Sometimes, this strategy can be effective. It needs to be nothing more than simply restating your paper’s question rather than introducing your paper in a more interesting and/or specific way. With several essays from writers responding to this same question, teachers or professors will not want to have to read an entire paragraph that merely restates the assignment’s question.
3. The introduction known as the Webster’s Dictionary intro:
This type of introduction starts with the writer defining a word (or some of the words) from the assignment’s question as these are defined in, say, Webster’s dictionary. This is something any writer can do. If your aim is to discuss a key term, developing a definition of this yourself can be more advantageous and interesting for both you and your readership. This is especially so in the context of a specific assignment or class.
It may also be possible to take a definition from reading material or a source related to your class. You also need to understand that a dictionary is not necessarily an authority on your work. For example, its definition is unlikely to have considered your course context, and the information provided is not especially detailed.
4. “Dawn of Man:”
Generally speaking, this introduction type uses sweeping and broad-ranging statements regarding a topic’s relevance e.g. since time began, all over the world, and so on. Usually, it is very broad and general (very like a placeholder) and it does not link to a paper’s thesis. It often uses clichés, examples of which are “throughout the ages” and the “dawn of man.” It is difficult to think of a scenario where these might work. Very often, instructors consider them irritating.
5. The “Book Report:”
You possibly used introductions of this type when writing book reports at elementary school. You provide the book’s author and title, tell readers what that book is all about, and present other basic information about it. Because this format feels comfortable and familiar, you might be tempted to use it as a space filler. Since it includes information that your readers possibly know already and is not relevant to your paper’s thesis, this type of introduction is not effective.
To Conclude …
It can be difficult to write a good introduction. You could try various options before choosing the format you like best.

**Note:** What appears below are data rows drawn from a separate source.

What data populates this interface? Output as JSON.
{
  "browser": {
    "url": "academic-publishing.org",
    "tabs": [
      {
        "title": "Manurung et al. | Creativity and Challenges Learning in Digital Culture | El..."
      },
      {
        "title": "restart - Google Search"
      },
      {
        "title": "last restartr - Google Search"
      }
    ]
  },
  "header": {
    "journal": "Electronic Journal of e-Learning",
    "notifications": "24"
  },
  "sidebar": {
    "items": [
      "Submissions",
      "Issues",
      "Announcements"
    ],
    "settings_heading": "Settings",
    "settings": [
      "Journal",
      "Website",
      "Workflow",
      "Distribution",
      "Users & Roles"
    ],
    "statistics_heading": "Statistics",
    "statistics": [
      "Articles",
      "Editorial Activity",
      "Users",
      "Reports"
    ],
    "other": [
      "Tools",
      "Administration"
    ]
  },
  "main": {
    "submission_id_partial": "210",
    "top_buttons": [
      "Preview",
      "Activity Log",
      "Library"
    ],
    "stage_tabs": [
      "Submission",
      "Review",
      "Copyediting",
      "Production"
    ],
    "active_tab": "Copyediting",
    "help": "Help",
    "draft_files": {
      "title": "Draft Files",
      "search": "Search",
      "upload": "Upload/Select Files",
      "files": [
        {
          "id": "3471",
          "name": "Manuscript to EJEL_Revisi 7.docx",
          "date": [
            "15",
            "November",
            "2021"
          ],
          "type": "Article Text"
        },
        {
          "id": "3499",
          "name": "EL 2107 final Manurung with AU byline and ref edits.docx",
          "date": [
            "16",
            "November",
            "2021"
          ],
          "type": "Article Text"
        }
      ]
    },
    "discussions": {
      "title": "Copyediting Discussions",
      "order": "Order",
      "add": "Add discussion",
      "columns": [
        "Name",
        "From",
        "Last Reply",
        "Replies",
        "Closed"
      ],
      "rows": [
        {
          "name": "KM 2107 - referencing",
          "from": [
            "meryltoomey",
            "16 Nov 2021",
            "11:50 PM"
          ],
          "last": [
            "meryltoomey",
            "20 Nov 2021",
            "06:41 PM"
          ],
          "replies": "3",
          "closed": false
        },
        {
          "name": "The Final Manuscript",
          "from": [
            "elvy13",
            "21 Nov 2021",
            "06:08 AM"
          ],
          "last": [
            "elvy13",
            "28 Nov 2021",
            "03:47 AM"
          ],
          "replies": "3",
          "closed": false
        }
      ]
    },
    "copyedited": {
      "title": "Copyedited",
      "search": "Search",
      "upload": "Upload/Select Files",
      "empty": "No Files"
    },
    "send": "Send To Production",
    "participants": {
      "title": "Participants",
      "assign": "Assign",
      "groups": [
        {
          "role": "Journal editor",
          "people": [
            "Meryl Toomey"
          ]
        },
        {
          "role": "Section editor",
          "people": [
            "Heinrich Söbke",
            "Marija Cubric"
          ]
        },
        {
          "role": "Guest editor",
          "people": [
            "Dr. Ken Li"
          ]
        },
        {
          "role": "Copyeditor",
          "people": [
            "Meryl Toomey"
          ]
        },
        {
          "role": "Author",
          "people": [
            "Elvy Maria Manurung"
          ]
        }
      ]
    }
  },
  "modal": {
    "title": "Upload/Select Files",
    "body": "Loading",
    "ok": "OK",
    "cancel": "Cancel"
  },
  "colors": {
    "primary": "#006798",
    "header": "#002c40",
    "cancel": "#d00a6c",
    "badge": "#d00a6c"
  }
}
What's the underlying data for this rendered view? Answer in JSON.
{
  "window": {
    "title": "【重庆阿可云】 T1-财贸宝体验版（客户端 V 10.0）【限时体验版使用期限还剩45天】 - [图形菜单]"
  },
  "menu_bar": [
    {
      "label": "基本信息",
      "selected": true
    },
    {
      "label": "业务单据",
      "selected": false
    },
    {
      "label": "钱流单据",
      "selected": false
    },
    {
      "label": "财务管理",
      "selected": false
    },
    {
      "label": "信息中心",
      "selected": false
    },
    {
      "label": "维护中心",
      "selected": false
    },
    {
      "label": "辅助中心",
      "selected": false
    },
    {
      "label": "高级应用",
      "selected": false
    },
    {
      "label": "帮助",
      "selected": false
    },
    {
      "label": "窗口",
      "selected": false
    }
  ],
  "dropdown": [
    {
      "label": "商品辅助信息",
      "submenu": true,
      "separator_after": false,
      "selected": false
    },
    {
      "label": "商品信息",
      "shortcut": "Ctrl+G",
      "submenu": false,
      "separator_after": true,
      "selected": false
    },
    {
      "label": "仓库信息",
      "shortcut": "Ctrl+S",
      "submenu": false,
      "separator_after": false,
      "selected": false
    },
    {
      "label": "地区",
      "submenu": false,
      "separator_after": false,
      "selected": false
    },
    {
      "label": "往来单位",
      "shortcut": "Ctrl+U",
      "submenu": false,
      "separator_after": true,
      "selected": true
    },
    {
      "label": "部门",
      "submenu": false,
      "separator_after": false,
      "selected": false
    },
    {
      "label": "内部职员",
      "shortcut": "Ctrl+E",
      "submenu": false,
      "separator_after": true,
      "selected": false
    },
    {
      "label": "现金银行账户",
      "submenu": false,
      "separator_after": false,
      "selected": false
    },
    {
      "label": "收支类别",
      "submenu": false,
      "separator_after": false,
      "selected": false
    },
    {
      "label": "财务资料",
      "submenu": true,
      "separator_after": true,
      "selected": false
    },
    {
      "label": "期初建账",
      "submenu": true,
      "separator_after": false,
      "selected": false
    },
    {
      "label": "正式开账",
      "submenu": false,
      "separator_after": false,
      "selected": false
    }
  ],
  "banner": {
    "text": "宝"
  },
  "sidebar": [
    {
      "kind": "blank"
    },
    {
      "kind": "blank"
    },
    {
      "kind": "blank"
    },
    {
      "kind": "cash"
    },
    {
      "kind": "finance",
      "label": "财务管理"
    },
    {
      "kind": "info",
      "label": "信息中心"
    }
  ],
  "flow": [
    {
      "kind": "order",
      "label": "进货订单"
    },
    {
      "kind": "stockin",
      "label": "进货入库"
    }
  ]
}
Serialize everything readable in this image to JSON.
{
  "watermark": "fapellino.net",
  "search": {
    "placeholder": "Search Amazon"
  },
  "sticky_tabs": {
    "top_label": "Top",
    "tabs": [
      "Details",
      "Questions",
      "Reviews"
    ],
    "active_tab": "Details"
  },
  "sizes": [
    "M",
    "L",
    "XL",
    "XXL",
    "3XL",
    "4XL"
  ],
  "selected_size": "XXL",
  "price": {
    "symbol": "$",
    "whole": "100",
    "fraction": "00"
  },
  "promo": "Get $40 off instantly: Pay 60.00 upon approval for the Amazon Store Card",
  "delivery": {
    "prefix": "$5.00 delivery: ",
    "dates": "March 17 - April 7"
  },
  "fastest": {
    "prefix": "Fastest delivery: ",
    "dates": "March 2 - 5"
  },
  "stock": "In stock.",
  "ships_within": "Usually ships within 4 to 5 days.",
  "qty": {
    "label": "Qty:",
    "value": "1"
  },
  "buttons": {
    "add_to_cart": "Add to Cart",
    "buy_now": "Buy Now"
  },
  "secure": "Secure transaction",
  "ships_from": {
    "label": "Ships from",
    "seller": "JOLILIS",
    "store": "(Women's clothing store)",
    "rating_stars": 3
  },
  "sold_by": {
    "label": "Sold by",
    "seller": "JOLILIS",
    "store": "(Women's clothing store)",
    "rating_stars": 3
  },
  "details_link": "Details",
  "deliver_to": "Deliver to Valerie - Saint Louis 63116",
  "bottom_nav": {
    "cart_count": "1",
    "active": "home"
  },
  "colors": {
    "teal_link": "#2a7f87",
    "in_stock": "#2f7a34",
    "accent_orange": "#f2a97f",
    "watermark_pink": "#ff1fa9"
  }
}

So, an introductory paragraph is used to transport readers into your paper’s topic, but what about your concluding paragraph? To put it simply, the closing paragraph should help return them to their everyday lives – while leaving them with a lasting feeling that they have read something meaningful and useful.